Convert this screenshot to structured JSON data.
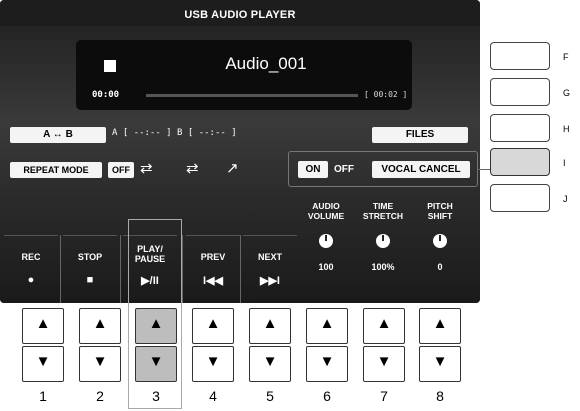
{
  "header": {
    "title": "USB AUDIO PLAYER"
  },
  "now_playing": {
    "song": "Audio_001",
    "time": "00:00",
    "total": "[ 00:02 ]"
  },
  "ab": {
    "button": "A ↔ B",
    "values": "A [ --:-- ]  B [ --:-- ]"
  },
  "files_button": "FILES",
  "repeat": {
    "label": "REPEAT MODE",
    "off": "OFF",
    "icons": [
      "⇄",
      "⇄",
      "↗"
    ]
  },
  "vocal": {
    "on": "ON",
    "off": "OFF",
    "cancel": "VOCAL CANCEL"
  },
  "knobs": [
    {
      "label": "AUDIO\nVOLUME",
      "value": "100"
    },
    {
      "label": "TIME\nSTRETCH",
      "value": "100%"
    },
    {
      "label": "PITCH\nSHIFT",
      "value": "0"
    }
  ],
  "transport": [
    {
      "label": "REC",
      "symbol": "●"
    },
    {
      "label": "STOP",
      "symbol": "■"
    },
    {
      "label": "PLAY/\nPAUSE",
      "symbol": "▶/II"
    },
    {
      "label": "PREV",
      "symbol": "I◀◀"
    },
    {
      "label": "NEXT",
      "symbol": "▶▶I"
    }
  ],
  "side_buttons": [
    "F",
    "G",
    "H",
    "I",
    "J"
  ],
  "physical": [
    "1",
    "2",
    "3",
    "4",
    "5",
    "6",
    "7",
    "8"
  ],
  "arrows": {
    "up": "▲",
    "down": "▼"
  }
}
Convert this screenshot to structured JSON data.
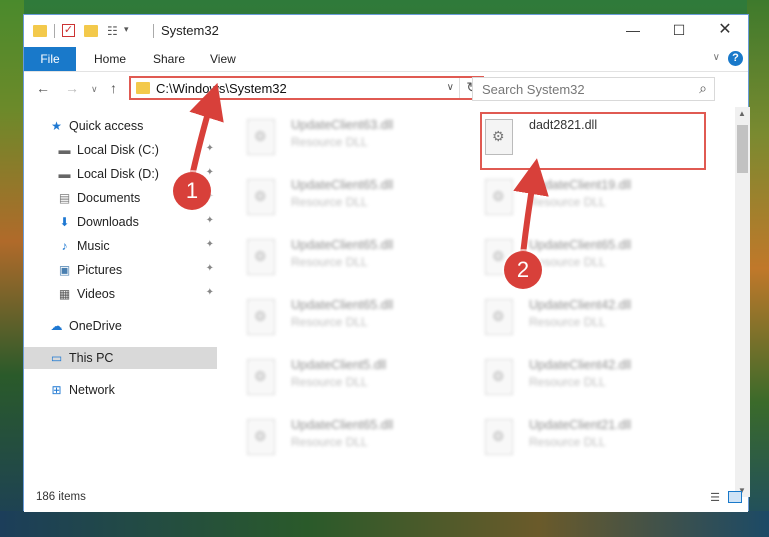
{
  "window": {
    "title": "System32",
    "caption": {
      "minimize": "—",
      "maximize": "☐",
      "close": "✕"
    }
  },
  "quick_access_toolbar": {
    "props_glyph": "☷",
    "dropdown_glyph": "▾",
    "check_glyph": "✓"
  },
  "ribbon": {
    "tabs": [
      "File",
      "Home",
      "Share",
      "View"
    ],
    "expand_glyph": "∨",
    "help_glyph": "?"
  },
  "navigation": {
    "back_glyph": "←",
    "forward_glyph": "→",
    "recent_glyph": "∨",
    "up_glyph": "↑",
    "address": "C:\\Windows\\System32",
    "address_drop_glyph": "∨",
    "refresh_glyph": "↻",
    "search_placeholder": "Search System32",
    "search_glyph": "⌕"
  },
  "sidebar": {
    "items": [
      {
        "label": "Quick access",
        "icon": "star-icon",
        "glyph": "★",
        "color": "#1e78d2"
      },
      {
        "label": "Local Disk (C:)",
        "icon": "drive-icon",
        "glyph": "▬",
        "color": "#666666",
        "pinned": true
      },
      {
        "label": "Local Disk (D:)",
        "icon": "drive-icon",
        "glyph": "▬",
        "color": "#666666",
        "pinned": true
      },
      {
        "label": "Documents",
        "icon": "documents-icon",
        "glyph": "▤",
        "color": "#7a7a7a",
        "pinned": true
      },
      {
        "label": "Downloads",
        "icon": "downloads-icon",
        "glyph": "⬇",
        "color": "#1e78d2",
        "pinned": true
      },
      {
        "label": "Music",
        "icon": "music-icon",
        "glyph": "♪",
        "color": "#1e78d2",
        "pinned": true
      },
      {
        "label": "Pictures",
        "icon": "pictures-icon",
        "glyph": "▣",
        "color": "#4a7fb0",
        "pinned": true
      },
      {
        "label": "Videos",
        "icon": "videos-icon",
        "glyph": "▦",
        "color": "#555555",
        "pinned": true
      },
      {
        "label": "OneDrive",
        "icon": "onedrive-icon",
        "glyph": "☁",
        "color": "#1e78d2"
      },
      {
        "label": "This PC",
        "icon": "monitor-icon",
        "glyph": "▭",
        "color": "#1e78d2",
        "selected": true
      },
      {
        "label": "Network",
        "icon": "network-icon",
        "glyph": "⊞",
        "color": "#1e78d2"
      }
    ],
    "pin_glyph": "📌"
  },
  "files": {
    "col1": [
      {
        "name": "UpdateClient63.dll",
        "type": "Resource DLL"
      },
      {
        "name": "UpdateClient65.dll",
        "type": "Resource DLL"
      },
      {
        "name": "UpdateClient65.dll",
        "type": "Resource DLL"
      },
      {
        "name": "UpdateClient65.dll",
        "type": "Resource DLL"
      },
      {
        "name": "UpdateClient5.dll",
        "type": "Resource DLL"
      },
      {
        "name": "UpdateClient65.dll",
        "type": "Resource DLL"
      }
    ],
    "col2": [
      {
        "name": "dadt2821.dll",
        "type": ""
      },
      {
        "name": "UpdateClient19.dll",
        "type": "Resource DLL"
      },
      {
        "name": "UpdateClient65.dll",
        "type": "Resource DLL"
      },
      {
        "name": "UpdateClient42.dll",
        "type": "Resource DLL"
      },
      {
        "name": "UpdateClient42.dll",
        "type": "Resource DLL"
      },
      {
        "name": "UpdateClient21.dll",
        "type": "Resource DLL"
      }
    ]
  },
  "status": {
    "item_count": "186 items",
    "details_glyph": "☰"
  },
  "annotations": {
    "badge1": "1",
    "badge2": "2",
    "color": "#d8403a"
  }
}
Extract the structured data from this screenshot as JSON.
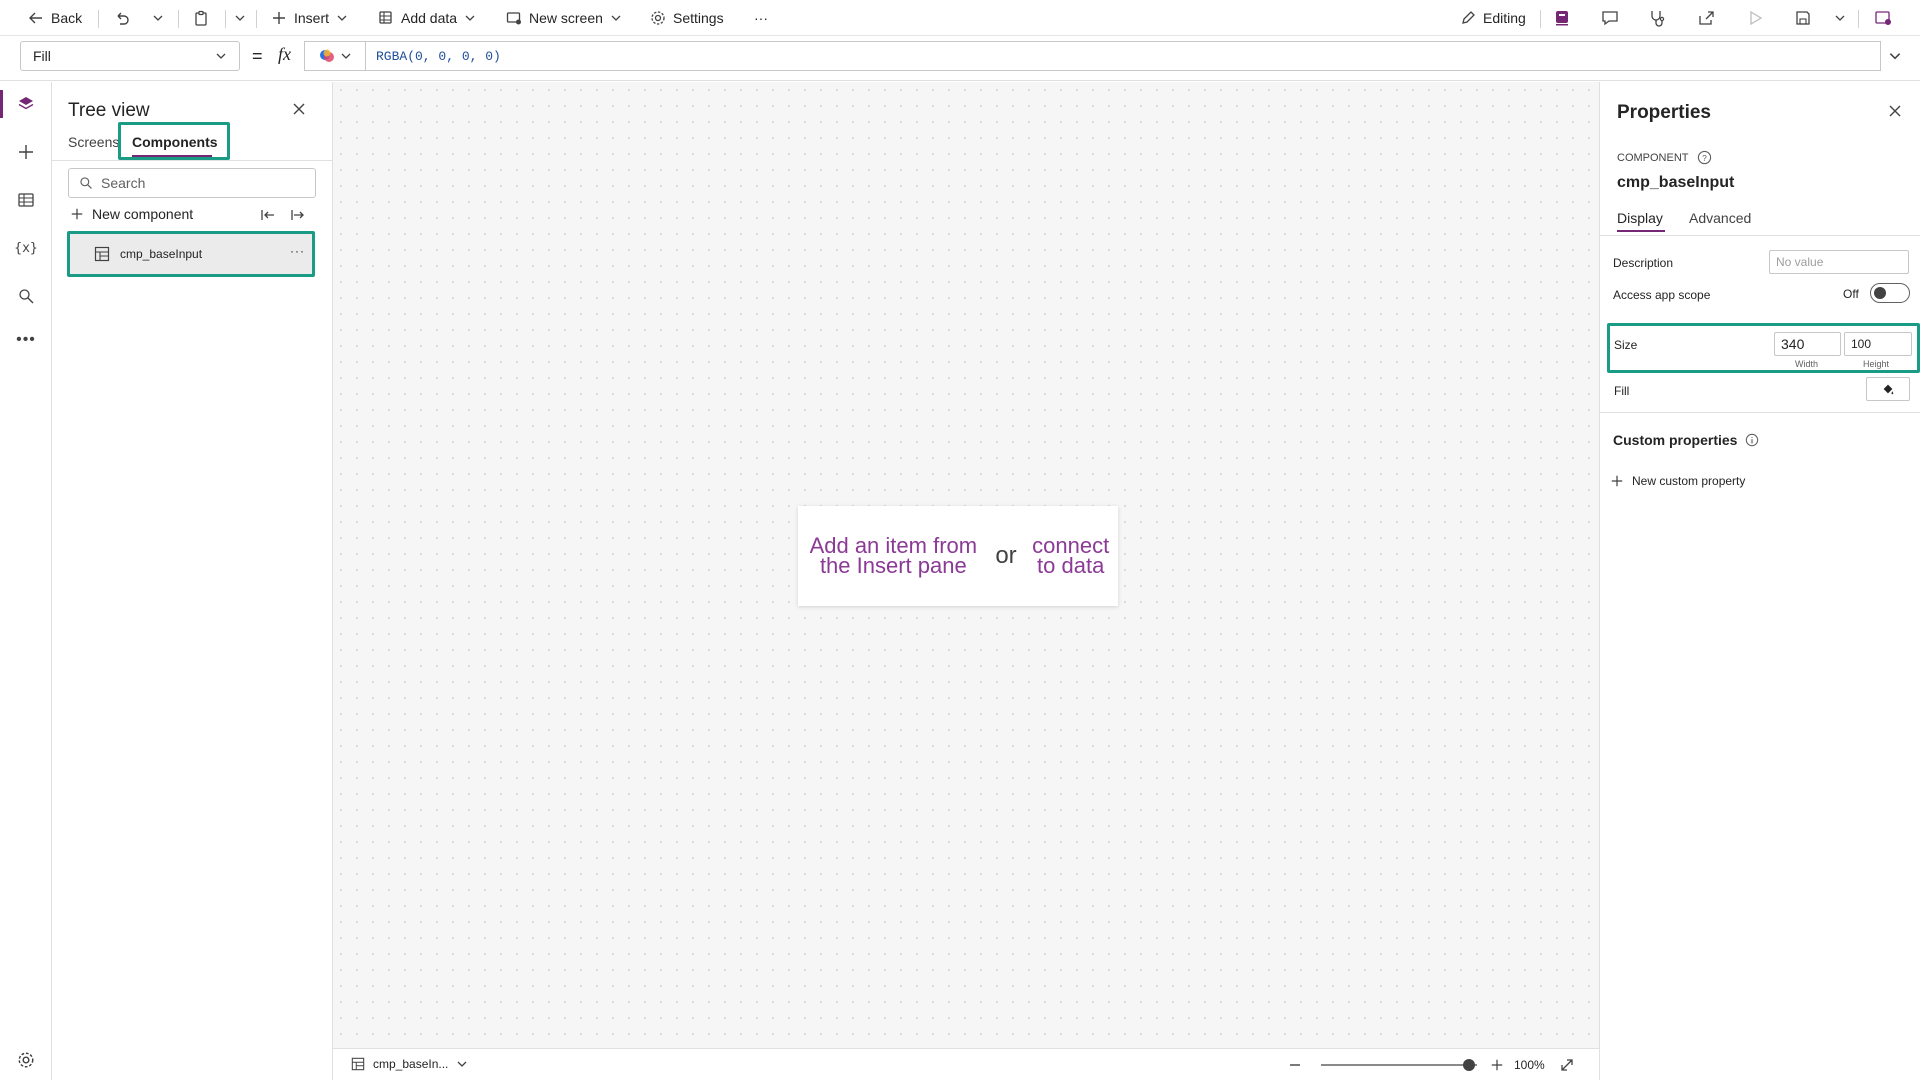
{
  "toolbar": {
    "back": "Back",
    "insert": "Insert",
    "add_data": "Add data",
    "new_screen": "New screen",
    "settings": "Settings",
    "more": "···",
    "editing": "Editing"
  },
  "formula": {
    "property": "Fill",
    "equals": "=",
    "fx": "fx",
    "value": "RGBA(0, 0, 0, 0)"
  },
  "tree": {
    "title": "Tree view",
    "tabs": [
      "Screens",
      "Components"
    ],
    "active_tab": "Components",
    "search_placeholder": "Search",
    "new_component": "New component",
    "items": [
      {
        "label": "cmp_baseInput",
        "more": "···"
      }
    ]
  },
  "canvas": {
    "placeholder_left": "Add an item from the Insert pane",
    "placeholder_or": "or",
    "placeholder_right": "connect to data"
  },
  "statusbar": {
    "component": "cmp_baseIn...",
    "zoom": "100%",
    "zoom_level": 0.5
  },
  "properties": {
    "title": "Properties",
    "kind": "COMPONENT",
    "name": "cmp_baseInput",
    "tabs": [
      "Display",
      "Advanced"
    ],
    "active_tab": "Display",
    "description_label": "Description",
    "description_placeholder": "No value",
    "access_label": "Access app scope",
    "access_value": "Off",
    "size_label": "Size",
    "width": "340",
    "height": "100",
    "width_label": "Width",
    "height_label": "Height",
    "fill_label": "Fill",
    "custom_title": "Custom properties",
    "new_custom": "New custom property"
  },
  "colors": {
    "accent": "#742774",
    "highlight": "#1a9b86",
    "link": "#8b3a96"
  }
}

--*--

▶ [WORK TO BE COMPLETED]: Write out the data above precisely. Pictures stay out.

▶ [EXERCISE RESPONSE]:
Convert this screenshot to structured JSON data.
{
  "header": {
    "title": "USB AUDIO PLAYER"
  },
  "now_playing": {
    "song": "Audio_001",
    "time": "00:00",
    "total": "[ 00:02 ]"
  },
  "ab": {
    "button": "A ↔ B",
    "values": "A [ --:-- ]  B [ --:-- ]"
  },
  "files_button": "FILES",
  "repeat": {
    "label": "REPEAT MODE",
    "off": "OFF",
    "icons": [
      "⇄",
      "⇄",
      "↗"
    ]
  },
  "vocal": {
    "on": "ON",
    "off": "OFF",
    "cancel": "VOCAL CANCEL"
  },
  "knobs": [
    {
      "label": "AUDIO\nVOLUME",
      "value": "100"
    },
    {
      "label": "TIME\nSTRETCH",
      "value": "100%"
    },
    {
      "label": "PITCH\nSHIFT",
      "value": "0"
    }
  ],
  "transport": [
    {
      "label": "REC",
      "symbol": "●"
    },
    {
      "label": "STOP",
      "symbol": "■"
    },
    {
      "label": "PLAY/\nPAUSE",
      "symbol": "▶/II"
    },
    {
      "label": "PREV",
      "symbol": "I◀◀"
    },
    {
      "label": "NEXT",
      "symbol": "▶▶I"
    }
  ],
  "side_buttons": [
    "F",
    "G",
    "H",
    "I",
    "J"
  ],
  "physical": [
    "1",
    "2",
    "3",
    "4",
    "5",
    "6",
    "7",
    "8"
  ],
  "arrows": {
    "up": "▲",
    "down": "▼"
  }
}
Convert this screenshot to structured JSON data.
{
  "window": {
    "title": "System32",
    "caption": {
      "minimize": "—",
      "maximize": "☐",
      "close": "✕"
    }
  },
  "quick_access_toolbar": {
    "props_glyph": "☷",
    "dropdown_glyph": "▾",
    "check_glyph": "✓"
  },
  "ribbon": {
    "tabs": [
      "File",
      "Home",
      "Share",
      "View"
    ],
    "expand_glyph": "∨",
    "help_glyph": "?"
  },
  "navigation": {
    "back_glyph": "←",
    "forward_glyph": "→",
    "recent_glyph": "∨",
    "up_glyph": "↑",
    "address": "C:\\Windows\\System32",
    "address_drop_glyph": "∨",
    "refresh_glyph": "↻",
    "search_placeholder": "Search System32",
    "search_glyph": "⌕"
  },
  "sidebar": {
    "items": [
      {
        "label": "Quick access",
        "icon": "star-icon",
        "glyph": "★",
        "color": "#1e78d2"
      },
      {
        "label": "Local Disk (C:)",
        "icon": "drive-icon",
        "glyph": "▬",
        "color": "#666666",
        "pinned": true
      },
      {
        "label": "Local Disk (D:)",
        "icon": "drive-icon",
        "glyph": "▬",
        "color": "#666666",
        "pinned": true
      },
      {
        "label": "Documents",
        "icon": "documents-icon",
        "glyph": "▤",
        "color": "#7a7a7a",
        "pinned": true
      },
      {
        "label": "Downloads",
        "icon": "downloads-icon",
        "glyph": "⬇",
        "color": "#1e78d2",
        "pinned": true
      },
      {
        "label": "Music",
        "icon": "music-icon",
        "glyph": "♪",
        "color": "#1e78d2",
        "pinned": true
      },
      {
        "label": "Pictures",
        "icon": "pictures-icon",
        "glyph": "▣",
        "color": "#4a7fb0",
        "pinned": true
      },
      {
        "label": "Videos",
        "icon": "videos-icon",
        "glyph": "▦",
        "color": "#555555",
        "pinned": true
      },
      {
        "label": "OneDrive",
        "icon": "onedrive-icon",
        "glyph": "☁",
        "color": "#1e78d2"
      },
      {
        "label": "This PC",
        "icon": "monitor-icon",
        "glyph": "▭",
        "color": "#1e78d2",
        "selected": true
      },
      {
        "label": "Network",
        "icon": "network-icon",
        "glyph": "⊞",
        "color": "#1e78d2"
      }
    ],
    "pin_glyph": "📌"
  },
  "files": {
    "col1": [
      {
        "name": "UpdateClient63.dll",
        "type": "Resource DLL"
      },
      {
        "name": "UpdateClient65.dll",
        "type": "Resource DLL"
      },
      {
        "name": "UpdateClient65.dll",
        "type": "Resource DLL"
      },
      {
        "name": "UpdateClient65.dll",
        "type": "Resource DLL"
      },
      {
        "name": "UpdateClient5.dll",
        "type": "Resource DLL"
      },
      {
        "name": "UpdateClient65.dll",
        "type": "Resource DLL"
      }
    ],
    "col2": [
      {
        "name": "dadt2821.dll",
        "type": ""
      },
      {
        "name": "UpdateClient19.dll",
        "type": "Resource DLL"
      },
      {
        "name": "UpdateClient65.dll",
        "type": "Resource DLL"
      },
      {
        "name": "UpdateClient42.dll",
        "type": "Resource DLL"
      },
      {
        "name": "UpdateClient42.dll",
        "type": "Resource DLL"
      },
      {
        "name": "UpdateClient21.dll",
        "type": "Resource DLL"
      }
    ]
  },
  "status": {
    "item_count": "186 items",
    "details_glyph": "☰"
  },
  "annotations": {
    "badge1": "1",
    "badge2": "2",
    "color": "#d8403a"
  }
}
Extract the structured data from this screenshot as JSON.
{
  "toolbar": {
    "back": "Back",
    "insert": "Insert",
    "add_data": "Add data",
    "new_screen": "New screen",
    "settings": "Settings",
    "more": "···",
    "editing": "Editing"
  },
  "formula": {
    "property": "Fill",
    "equals": "=",
    "fx": "fx",
    "value": "RGBA(0, 0, 0, 0)"
  },
  "tree": {
    "title": "Tree view",
    "tabs": [
      "Screens",
      "Components"
    ],
    "active_tab": "Components",
    "search_placeholder": "Search",
    "new_component": "New component",
    "items": [
      {
        "label": "cmp_baseInput",
        "more": "···"
      }
    ]
  },
  "canvas": {
    "placeholder_left": "Add an item from the Insert pane",
    "placeholder_or": "or",
    "placeholder_right": "connect to data"
  },
  "statusbar": {
    "component": "cmp_baseIn...",
    "zoom": "100%",
    "zoom_level": 0.5
  },
  "properties": {
    "title": "Properties",
    "kind": "COMPONENT",
    "name": "cmp_baseInput",
    "tabs": [
      "Display",
      "Advanced"
    ],
    "active_tab": "Display",
    "description_label": "Description",
    "description_placeholder": "No value",
    "access_label": "Access app scope",
    "access_value": "Off",
    "size_label": "Size",
    "width": "340",
    "height": "100",
    "width_label": "Width",
    "height_label": "Height",
    "fill_label": "Fill",
    "custom_title": "Custom properties",
    "new_custom": "New custom property"
  },
  "colors": {
    "accent": "#742774",
    "highlight": "#1a9b86",
    "link": "#8b3a96"
  }
}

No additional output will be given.